-- Dataset follows --

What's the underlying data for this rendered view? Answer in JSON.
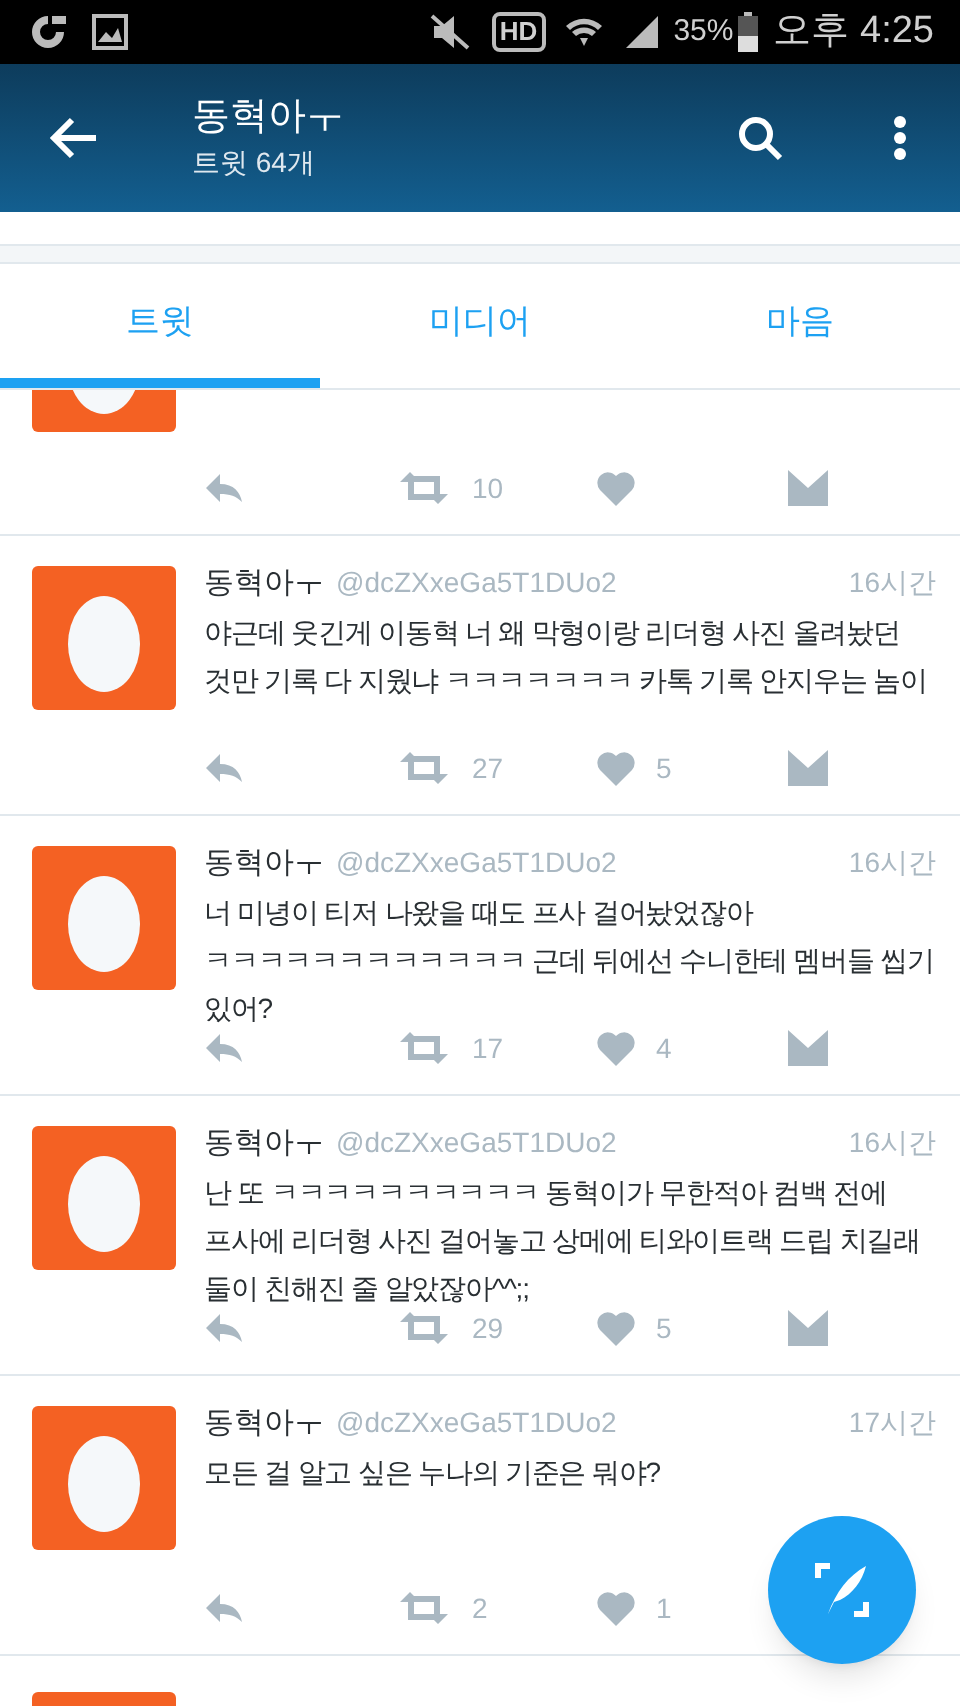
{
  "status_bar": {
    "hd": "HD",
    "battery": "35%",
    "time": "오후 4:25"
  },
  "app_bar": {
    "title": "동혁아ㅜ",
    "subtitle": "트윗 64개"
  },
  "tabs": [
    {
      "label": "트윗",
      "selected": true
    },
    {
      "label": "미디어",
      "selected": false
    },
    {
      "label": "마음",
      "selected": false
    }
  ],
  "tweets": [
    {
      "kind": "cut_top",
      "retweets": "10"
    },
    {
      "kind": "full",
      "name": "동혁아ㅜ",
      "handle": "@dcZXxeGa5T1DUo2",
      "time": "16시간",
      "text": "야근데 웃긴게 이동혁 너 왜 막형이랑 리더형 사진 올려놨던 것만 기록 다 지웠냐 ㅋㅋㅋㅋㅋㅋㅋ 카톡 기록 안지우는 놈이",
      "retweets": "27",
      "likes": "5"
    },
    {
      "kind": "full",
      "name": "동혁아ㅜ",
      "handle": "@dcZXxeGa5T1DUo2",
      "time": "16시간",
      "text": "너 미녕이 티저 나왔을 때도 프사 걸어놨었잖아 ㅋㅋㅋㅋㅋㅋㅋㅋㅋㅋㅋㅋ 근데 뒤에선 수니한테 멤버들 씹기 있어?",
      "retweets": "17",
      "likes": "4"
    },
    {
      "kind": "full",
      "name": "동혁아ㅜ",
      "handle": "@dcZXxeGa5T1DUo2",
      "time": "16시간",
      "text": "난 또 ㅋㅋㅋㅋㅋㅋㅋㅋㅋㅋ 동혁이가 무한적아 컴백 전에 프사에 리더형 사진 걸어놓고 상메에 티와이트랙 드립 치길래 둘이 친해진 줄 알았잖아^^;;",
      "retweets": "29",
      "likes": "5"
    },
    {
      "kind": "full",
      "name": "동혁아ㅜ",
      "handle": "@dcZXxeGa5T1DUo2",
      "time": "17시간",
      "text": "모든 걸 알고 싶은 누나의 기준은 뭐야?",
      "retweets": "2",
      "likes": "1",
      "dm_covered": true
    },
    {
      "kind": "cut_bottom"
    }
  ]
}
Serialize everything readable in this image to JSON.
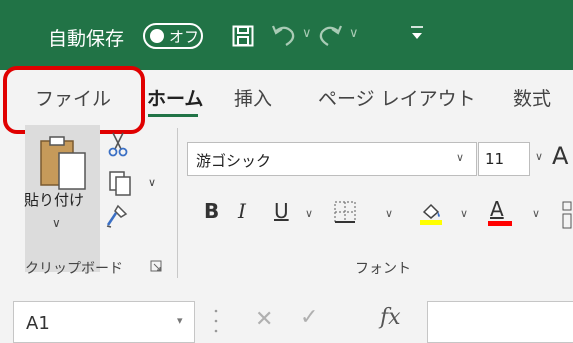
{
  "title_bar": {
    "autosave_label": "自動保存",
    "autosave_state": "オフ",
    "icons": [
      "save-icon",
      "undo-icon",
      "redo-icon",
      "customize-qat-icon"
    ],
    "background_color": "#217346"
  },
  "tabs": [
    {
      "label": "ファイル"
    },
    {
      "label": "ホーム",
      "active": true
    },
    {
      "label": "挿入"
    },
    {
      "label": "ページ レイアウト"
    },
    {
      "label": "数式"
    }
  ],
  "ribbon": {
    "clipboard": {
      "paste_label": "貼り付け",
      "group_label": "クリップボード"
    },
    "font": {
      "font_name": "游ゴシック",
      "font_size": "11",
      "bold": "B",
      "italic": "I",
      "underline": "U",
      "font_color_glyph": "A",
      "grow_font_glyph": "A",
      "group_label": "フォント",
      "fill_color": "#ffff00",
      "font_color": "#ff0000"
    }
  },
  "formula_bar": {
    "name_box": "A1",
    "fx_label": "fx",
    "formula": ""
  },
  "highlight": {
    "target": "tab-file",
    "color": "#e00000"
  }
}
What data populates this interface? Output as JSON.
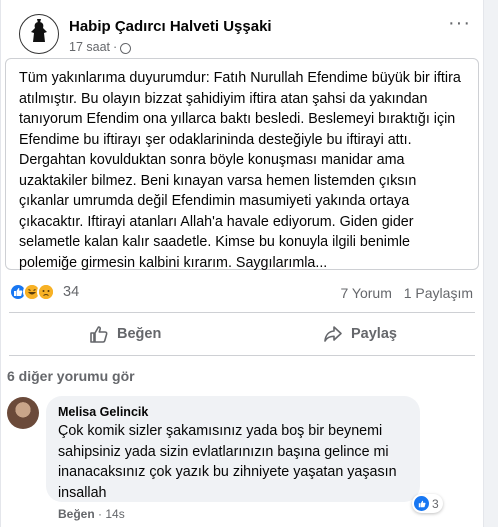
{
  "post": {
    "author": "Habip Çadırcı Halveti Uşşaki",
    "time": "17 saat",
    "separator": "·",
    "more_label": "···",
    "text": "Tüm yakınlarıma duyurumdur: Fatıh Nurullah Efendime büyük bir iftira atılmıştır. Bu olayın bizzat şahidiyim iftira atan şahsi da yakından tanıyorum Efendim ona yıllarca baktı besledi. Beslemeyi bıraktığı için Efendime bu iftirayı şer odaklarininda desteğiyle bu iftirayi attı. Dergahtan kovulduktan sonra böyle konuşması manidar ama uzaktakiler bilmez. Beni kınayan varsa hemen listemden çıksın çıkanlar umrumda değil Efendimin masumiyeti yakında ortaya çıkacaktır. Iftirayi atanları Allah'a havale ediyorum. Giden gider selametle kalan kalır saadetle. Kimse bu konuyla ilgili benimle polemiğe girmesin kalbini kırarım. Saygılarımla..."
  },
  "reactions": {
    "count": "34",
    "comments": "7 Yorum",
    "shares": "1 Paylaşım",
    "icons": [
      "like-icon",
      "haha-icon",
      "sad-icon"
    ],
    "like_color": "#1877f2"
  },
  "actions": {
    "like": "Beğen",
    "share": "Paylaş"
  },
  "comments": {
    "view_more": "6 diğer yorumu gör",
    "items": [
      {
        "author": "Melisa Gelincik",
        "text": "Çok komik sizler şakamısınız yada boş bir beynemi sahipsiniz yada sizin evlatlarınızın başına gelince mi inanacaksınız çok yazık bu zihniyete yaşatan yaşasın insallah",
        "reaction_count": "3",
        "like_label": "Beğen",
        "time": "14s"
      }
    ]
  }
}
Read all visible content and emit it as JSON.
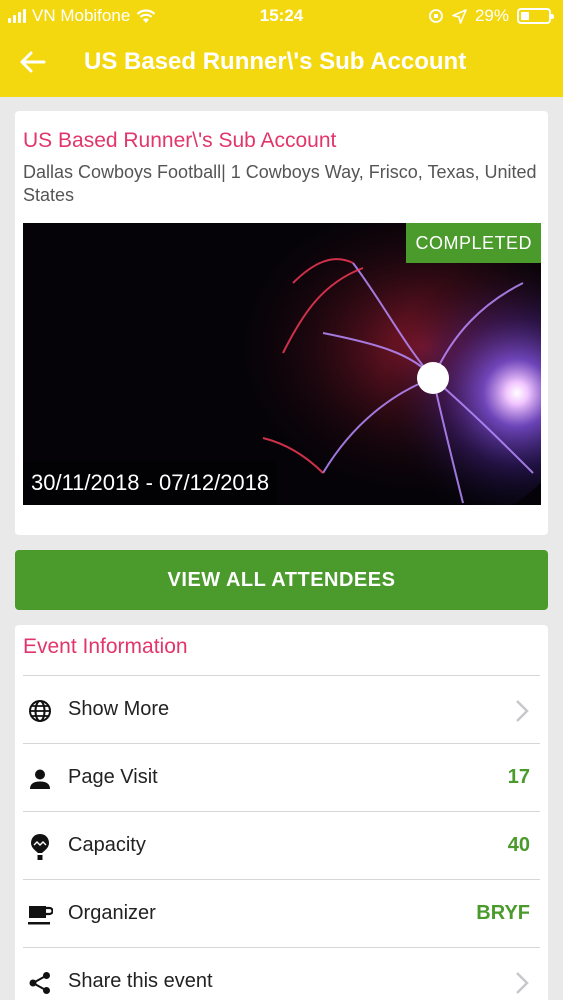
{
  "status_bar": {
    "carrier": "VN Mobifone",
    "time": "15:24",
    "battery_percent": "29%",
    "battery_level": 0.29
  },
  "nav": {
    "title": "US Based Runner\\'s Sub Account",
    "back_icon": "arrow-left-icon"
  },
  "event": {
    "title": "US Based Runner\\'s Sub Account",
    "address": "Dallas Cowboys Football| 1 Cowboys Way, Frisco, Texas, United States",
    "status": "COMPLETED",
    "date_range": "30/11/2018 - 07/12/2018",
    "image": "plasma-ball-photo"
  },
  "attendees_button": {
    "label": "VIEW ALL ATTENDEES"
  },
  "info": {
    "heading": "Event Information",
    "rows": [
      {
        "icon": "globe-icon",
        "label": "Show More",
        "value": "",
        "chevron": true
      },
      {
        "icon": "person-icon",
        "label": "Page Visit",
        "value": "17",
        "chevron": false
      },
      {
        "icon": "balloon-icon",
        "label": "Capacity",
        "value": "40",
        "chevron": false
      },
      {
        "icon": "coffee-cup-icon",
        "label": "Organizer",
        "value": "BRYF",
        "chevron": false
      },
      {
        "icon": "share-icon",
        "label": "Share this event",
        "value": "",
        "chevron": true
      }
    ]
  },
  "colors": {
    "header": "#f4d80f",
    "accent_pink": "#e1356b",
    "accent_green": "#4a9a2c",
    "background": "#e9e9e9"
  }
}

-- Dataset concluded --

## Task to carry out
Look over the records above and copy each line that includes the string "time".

## Your solution
    "time": "오후 4:25"
      "time": "16시간",
      "time": "16시간",
      "time": "16시간",
      "time": "17시간",
    "time": "17 saat",
        "time": "14s"
    "time": "15:24",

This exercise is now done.